With its handful of shops, restaurants and sights, including an excellent Aboriginal cultural centre, TENNANT CREEK remains the best stopover on the long haul between Katherine (669km north) and Alice Springs (507km south). At the heart of the Barkly Region, Tennant is a hub for the rich mining and beef industries and the surrounding area and is home to the NT’s oldest, and some of the world’s biggest, cattle stations. If your visit coincides with one of the many campdrafts and rodeos that dominate the social calendar (March–Oct), you might just have one of the best experiences of your trip.

Sadly, Tennant also has a dark side, with alcohol-fuelled violence and severe social problems blighting the Aboriginal community that makes up half the town’s population of 3900. Hoteliers often warn guests not to venture out at night or at least take a taxi. At the time of writing, it remained to be seen whether alcohol selling restrictions were having an effect.

John McDouall Stuart came through Tennant Creek in the early 1860s, followed by the Overland Telegraph Line ten years later. Pastoralists and prospectors arrived from the south and east, and in 1933 it was the site of Australia’s last major goldrush. This was the time of gritty “gougers”, such as Jack Noble and partner Bill Weaber (with one eye between them), who defied the Depression by pegging some of the most productive claims.

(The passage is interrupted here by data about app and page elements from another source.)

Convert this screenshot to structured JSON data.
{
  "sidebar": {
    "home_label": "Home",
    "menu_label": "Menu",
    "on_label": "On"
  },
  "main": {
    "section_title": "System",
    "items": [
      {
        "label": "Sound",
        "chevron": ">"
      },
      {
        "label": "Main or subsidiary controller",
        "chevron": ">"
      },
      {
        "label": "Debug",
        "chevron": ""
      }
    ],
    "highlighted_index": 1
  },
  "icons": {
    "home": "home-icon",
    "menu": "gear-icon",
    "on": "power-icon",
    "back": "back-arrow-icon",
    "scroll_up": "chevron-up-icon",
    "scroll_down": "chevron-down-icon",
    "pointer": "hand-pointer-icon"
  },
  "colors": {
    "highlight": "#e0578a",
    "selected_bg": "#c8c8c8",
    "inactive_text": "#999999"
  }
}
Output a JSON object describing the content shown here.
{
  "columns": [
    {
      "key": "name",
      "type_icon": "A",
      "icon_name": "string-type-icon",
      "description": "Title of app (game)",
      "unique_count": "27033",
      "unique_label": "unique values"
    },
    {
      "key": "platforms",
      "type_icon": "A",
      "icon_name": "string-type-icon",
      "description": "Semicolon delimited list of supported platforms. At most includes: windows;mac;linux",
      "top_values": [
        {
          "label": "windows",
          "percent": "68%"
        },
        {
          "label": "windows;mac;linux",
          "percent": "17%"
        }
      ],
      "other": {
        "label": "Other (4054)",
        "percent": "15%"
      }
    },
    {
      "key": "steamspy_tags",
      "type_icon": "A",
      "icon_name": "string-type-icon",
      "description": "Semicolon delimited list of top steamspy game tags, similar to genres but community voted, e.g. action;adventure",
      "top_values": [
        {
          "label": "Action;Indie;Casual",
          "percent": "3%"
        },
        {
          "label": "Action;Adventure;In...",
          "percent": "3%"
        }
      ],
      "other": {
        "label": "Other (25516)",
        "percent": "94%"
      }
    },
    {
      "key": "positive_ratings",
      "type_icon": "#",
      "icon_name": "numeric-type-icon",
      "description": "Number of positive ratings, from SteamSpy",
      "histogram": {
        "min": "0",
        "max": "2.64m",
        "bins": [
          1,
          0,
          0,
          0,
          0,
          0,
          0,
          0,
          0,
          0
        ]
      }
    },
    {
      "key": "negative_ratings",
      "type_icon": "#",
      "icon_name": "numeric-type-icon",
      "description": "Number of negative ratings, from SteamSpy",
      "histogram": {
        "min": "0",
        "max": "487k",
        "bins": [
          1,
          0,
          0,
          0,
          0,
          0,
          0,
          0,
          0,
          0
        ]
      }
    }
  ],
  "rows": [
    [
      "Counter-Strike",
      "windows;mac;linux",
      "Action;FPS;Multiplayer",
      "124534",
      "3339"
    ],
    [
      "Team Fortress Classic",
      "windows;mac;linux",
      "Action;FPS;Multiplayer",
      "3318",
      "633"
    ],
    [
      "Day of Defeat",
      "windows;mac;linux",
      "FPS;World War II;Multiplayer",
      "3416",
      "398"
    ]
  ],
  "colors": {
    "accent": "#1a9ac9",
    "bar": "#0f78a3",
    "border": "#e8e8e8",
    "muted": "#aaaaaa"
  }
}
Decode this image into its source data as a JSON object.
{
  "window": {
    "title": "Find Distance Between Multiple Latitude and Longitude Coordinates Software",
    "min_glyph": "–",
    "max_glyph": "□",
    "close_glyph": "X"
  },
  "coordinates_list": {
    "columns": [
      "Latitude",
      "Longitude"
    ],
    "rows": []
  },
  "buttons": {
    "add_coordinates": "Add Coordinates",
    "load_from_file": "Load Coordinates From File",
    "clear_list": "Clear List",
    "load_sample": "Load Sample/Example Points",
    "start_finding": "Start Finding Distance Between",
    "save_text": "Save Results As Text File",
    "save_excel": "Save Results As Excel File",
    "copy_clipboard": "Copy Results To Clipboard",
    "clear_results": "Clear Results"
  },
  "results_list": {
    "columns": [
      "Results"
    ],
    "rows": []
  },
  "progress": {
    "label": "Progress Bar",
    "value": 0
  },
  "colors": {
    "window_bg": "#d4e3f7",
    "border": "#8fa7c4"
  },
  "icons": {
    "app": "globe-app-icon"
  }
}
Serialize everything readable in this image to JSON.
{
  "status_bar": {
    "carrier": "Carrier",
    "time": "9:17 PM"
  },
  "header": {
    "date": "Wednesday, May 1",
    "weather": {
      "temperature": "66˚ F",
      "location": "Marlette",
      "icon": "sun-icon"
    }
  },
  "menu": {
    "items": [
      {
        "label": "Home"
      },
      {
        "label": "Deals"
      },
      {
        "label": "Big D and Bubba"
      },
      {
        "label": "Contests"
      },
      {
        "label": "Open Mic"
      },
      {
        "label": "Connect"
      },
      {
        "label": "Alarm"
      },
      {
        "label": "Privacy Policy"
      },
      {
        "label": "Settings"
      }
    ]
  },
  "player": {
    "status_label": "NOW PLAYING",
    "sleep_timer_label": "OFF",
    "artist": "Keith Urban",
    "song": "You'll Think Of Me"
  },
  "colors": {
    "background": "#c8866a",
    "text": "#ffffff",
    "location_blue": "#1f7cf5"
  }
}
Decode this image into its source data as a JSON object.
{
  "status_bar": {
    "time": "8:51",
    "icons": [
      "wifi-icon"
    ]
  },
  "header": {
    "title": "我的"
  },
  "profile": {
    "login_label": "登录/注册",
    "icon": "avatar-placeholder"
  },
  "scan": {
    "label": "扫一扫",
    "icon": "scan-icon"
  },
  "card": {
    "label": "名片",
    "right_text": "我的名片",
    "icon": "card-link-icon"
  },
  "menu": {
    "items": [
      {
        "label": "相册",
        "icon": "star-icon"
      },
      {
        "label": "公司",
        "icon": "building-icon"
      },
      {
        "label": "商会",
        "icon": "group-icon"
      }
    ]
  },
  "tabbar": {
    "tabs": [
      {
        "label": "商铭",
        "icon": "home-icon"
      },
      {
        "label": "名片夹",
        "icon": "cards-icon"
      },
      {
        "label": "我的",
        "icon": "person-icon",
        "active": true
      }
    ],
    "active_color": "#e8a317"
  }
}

Mining corporations continue to exploit the rich deposits here, with mineral exploration the most important industry alongside beef.